Many baby boomers are increasingly turning to houses of worship to find meaning as they age

Many baby boomers are increasingly turning to houses of worship to find meaning as they age

Baby boomers are known for ushering in an era of protests that brought about transformative change in American society but today many are turning to religion to find meaning in their later years.

That’s according to the latest data collected from the Longitudinal Study of Generations, an ongoing project of the University of Southern California (USC) in Los Angeles.

The research suggests many people are more engaged in religion and more involved in religious activities as they approach the end of life, said Vern Bengtson, research professor of social work at the USC Edward R. Roybal Institute on Aging and the USC Suzanne Dworak-Peck School of Social Work.

“One of the things we found in our study of baby boomers — particularly among the older boomers — was that many are now more likely to be churchgoers or engage in spiritual practices than they did in their middle years,” Bengtson said. “One in 5 of the 599 boomers in our study reported they had increased their religious or spiritual activities in recent years.”

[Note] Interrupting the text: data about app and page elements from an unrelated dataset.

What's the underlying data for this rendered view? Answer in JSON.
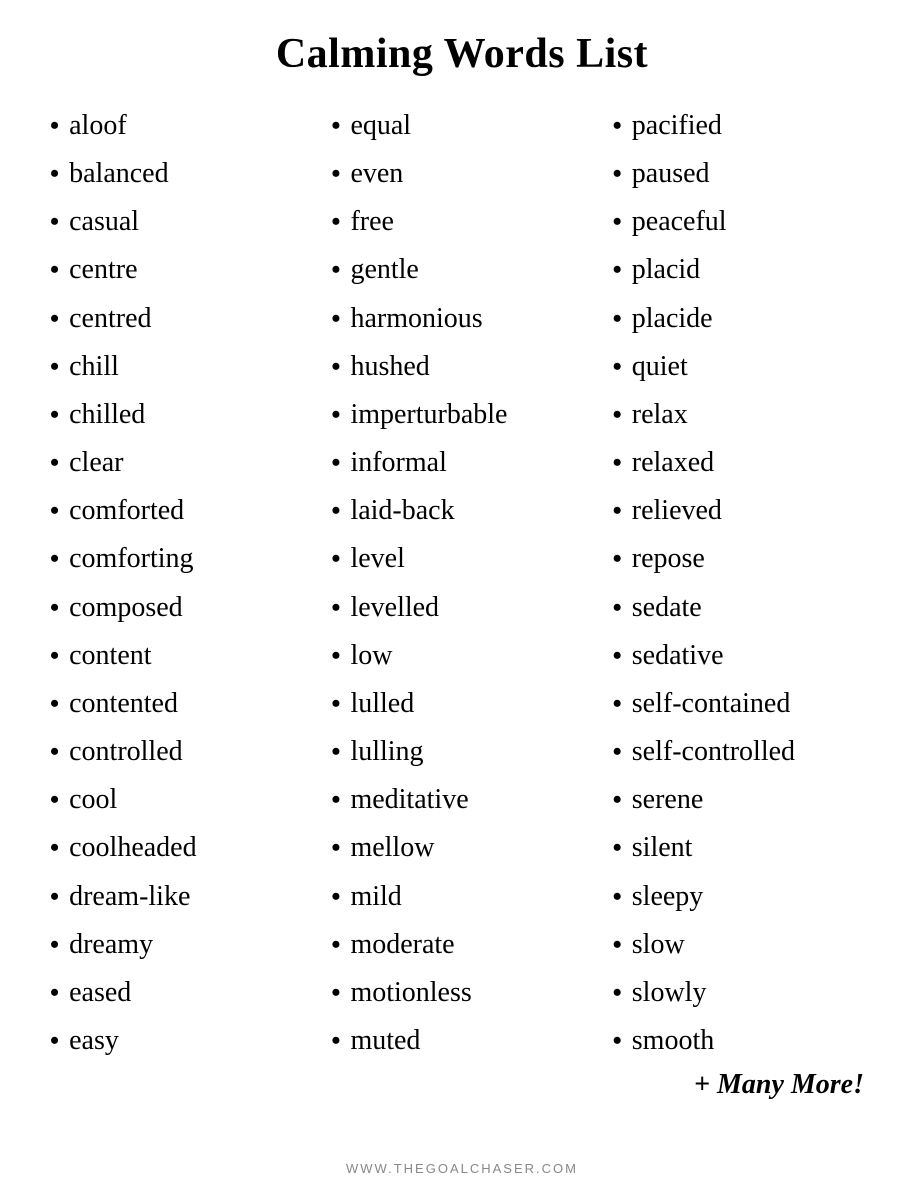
{
  "title": "Calming Words List",
  "columns": [
    {
      "id": "col1",
      "words": [
        "aloof",
        "balanced",
        "casual",
        "centre",
        "centred",
        "chill",
        "chilled",
        "clear",
        "comforted",
        "comforting",
        "composed",
        "content",
        "contented",
        "controlled",
        "cool",
        "coolheaded",
        "dream-like",
        "dreamy",
        "eased",
        "easy"
      ]
    },
    {
      "id": "col2",
      "words": [
        "equal",
        "even",
        "free",
        "gentle",
        "harmonious",
        "hushed",
        "imperturbable",
        "informal",
        "laid-back",
        "level",
        "levelled",
        "low",
        "lulled",
        "lulling",
        "meditative",
        "mellow",
        "mild",
        "moderate",
        "motionless",
        "muted"
      ]
    },
    {
      "id": "col3",
      "words": [
        "pacified",
        "paused",
        "peaceful",
        "placid",
        "placide",
        "quiet",
        "relax",
        "relaxed",
        "relieved",
        "repose",
        "sedate",
        "sedative",
        "self-contained",
        "self-controlled",
        "serene",
        "silent",
        "sleepy",
        "slow",
        "slowly",
        "smooth"
      ],
      "extra": "+ Many More!"
    }
  ],
  "footer": "WWW.THEGOALCHASER.COM"
}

Bengtson and his research team discovered three factors that may explain why some baby boomers become more religiously involved as they age.

Growing awareness

The first reason is the most practical. People simply have more time in their retirement years and are not preoccupied by full-time work.

The other reasons are more personal. An example is the growing sense of impermanence that comes with age.

“People become more aware of the shortness of years remaining in their life,” Bengtson said. “Many of them want to set their house in order, so to speak, at the end of life.”

The third reason is connected to this awareness. It is the direct experience of the fragility of life.

“Many people experience a health crisis that actually brings them closer to death,” Bengtson said. “It causes them to reassess what is truly important and what is much less important.” (TAB)